Plain language summary
Do nasal decongestants used alone relieve cold symptoms?
We wanted to find out if nasal decongestants used alone can ease nasal congestion symptoms in people with colds.
Colds, although not serious, are common illnesses responsible for many visits to family doctors and days lost from work and school. Cold symptoms include runny nose, sore throat and sneezing, and they can last up to two weeks. There is no cure for colds; treatments only ease the symptoms. Many people use over-the-counter medicines such as nasal decongestants to treat cold symptoms. However, there is little evidence that nasal decongestants actually work. We wanted to find out if nasal decongestants help ease congestion caused by colds.
We considered studies that used a nasal decongestant as the only treatment for colds. We looked at subjective symptoms of congestion - this means that symptoms and overall well-being were self-rated by patients.
We searched for studies in July 2016.
We included 15 studies with 1838 participants; 14 included only adults aged 18 years or over. Six studies used a single-dose nasal decongestant and measured the effects on the day it was administered. Nine studies used multiple doses and the effects were measured between one and 10 days after first administration. Eleven studies used tablets or syrup and four studies used nasal sprays. Eight studies were conducted at universities, three at universities in collaboration with hospitals and two in hospitals. The setting was unclear in two studies.
Study funding sources
Nine studies were funded by drug manufacturers or agencies with commercial interests in the study results. Funding sources were unclear in six studies.
We were unable to draw conclusions about single-dose nasal decongestants. We found a small benefit in the relief of nasal congestion from multiple doses, but it was unclear if this was beneficial for patients. No studies reported overall patient well-being. There was no difference in the numbers of adverse events between people who used a nasal decongestant and those who did not. We could not determine if there was a difference in effects between decongestant tablets and nasal sprays. The results relate to adults; there was no evidence on the effectiveness or safety of nasal decongestants for children.
Quality of the evidence
We assessed the quality of the evidence for subjective cold symptoms as low for the multi-dose studies - there were few data and reporting was unclear.
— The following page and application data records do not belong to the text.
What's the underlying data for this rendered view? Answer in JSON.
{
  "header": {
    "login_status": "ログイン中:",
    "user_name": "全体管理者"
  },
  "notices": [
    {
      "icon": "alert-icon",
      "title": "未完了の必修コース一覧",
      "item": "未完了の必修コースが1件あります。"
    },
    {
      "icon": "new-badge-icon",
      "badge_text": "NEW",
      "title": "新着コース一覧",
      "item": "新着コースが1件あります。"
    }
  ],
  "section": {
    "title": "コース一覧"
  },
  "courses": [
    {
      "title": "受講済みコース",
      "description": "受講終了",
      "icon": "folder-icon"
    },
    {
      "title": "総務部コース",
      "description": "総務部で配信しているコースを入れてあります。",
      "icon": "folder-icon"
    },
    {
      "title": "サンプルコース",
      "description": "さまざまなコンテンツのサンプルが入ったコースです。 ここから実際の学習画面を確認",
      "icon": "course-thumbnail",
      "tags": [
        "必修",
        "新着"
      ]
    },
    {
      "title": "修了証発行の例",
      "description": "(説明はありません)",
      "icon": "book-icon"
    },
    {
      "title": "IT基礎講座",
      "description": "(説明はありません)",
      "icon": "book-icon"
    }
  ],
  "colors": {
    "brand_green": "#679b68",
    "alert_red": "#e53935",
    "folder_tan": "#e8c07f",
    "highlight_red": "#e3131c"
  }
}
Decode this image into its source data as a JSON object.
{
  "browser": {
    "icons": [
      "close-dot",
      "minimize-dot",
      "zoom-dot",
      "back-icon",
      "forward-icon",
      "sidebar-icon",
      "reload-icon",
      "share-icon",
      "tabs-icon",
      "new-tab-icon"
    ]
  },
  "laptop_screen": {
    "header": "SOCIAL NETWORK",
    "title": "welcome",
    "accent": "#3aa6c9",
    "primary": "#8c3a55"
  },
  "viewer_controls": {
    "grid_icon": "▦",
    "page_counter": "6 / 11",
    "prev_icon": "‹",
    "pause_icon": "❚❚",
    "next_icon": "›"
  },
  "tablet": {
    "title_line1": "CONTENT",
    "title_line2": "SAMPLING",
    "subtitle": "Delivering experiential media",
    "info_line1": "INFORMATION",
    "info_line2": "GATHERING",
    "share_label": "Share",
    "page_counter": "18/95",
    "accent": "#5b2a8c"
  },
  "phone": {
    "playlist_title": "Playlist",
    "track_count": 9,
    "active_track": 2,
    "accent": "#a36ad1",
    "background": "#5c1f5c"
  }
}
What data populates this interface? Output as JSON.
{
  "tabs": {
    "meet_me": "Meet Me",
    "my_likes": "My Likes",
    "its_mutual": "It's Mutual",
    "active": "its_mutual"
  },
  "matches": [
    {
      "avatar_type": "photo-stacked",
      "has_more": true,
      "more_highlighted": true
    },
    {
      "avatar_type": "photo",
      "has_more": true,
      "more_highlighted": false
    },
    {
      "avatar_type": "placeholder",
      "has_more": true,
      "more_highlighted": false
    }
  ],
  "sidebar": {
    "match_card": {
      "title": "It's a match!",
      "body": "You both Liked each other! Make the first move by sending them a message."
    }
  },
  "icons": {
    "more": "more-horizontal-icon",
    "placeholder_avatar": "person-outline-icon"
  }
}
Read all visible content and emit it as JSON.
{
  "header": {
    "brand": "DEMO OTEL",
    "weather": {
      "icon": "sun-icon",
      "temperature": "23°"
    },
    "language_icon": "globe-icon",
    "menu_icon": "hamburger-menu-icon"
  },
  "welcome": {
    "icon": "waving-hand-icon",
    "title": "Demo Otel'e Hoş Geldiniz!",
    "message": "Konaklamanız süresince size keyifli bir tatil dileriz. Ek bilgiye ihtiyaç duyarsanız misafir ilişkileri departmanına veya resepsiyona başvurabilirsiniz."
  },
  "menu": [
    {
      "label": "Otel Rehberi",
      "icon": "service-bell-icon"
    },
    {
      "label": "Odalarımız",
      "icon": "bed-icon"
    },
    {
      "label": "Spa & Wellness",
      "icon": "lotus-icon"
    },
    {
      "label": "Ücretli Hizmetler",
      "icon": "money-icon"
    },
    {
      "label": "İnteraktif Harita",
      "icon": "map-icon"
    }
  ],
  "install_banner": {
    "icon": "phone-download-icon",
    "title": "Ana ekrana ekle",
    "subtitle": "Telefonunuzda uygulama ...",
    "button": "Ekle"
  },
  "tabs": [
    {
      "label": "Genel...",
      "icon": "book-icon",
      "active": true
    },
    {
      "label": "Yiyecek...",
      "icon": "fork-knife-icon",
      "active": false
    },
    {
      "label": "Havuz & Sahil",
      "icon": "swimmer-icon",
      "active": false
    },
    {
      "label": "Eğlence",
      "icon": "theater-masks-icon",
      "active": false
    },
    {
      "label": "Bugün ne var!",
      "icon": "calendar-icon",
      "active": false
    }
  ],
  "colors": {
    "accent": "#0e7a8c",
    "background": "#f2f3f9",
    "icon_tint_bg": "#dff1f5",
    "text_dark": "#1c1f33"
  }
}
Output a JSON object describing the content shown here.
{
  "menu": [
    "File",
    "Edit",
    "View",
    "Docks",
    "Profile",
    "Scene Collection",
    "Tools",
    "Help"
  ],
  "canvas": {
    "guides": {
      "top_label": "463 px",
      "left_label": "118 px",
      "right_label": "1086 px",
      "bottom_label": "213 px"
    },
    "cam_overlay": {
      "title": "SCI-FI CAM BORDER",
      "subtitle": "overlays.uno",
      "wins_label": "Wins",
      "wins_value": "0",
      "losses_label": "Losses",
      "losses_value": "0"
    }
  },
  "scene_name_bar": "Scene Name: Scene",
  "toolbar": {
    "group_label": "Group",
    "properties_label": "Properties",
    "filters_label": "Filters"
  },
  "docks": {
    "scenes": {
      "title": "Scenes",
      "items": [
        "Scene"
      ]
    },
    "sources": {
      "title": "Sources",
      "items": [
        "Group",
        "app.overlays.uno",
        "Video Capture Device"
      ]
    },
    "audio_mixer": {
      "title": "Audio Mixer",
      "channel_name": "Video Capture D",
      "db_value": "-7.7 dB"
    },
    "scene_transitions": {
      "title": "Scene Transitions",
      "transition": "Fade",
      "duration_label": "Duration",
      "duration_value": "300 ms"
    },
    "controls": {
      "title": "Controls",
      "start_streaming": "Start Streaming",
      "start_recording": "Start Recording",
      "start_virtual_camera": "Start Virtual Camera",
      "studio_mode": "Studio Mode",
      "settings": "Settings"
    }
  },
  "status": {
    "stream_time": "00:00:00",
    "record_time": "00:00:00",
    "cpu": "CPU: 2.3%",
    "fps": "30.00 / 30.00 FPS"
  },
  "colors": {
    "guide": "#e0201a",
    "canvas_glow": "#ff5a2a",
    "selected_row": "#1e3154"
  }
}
We also assessed the quality of the evidence for adverse events as low because of unclear reporting and because the estimates were not precise (there were wide confidence intervals - a measure of statistical uncertainty).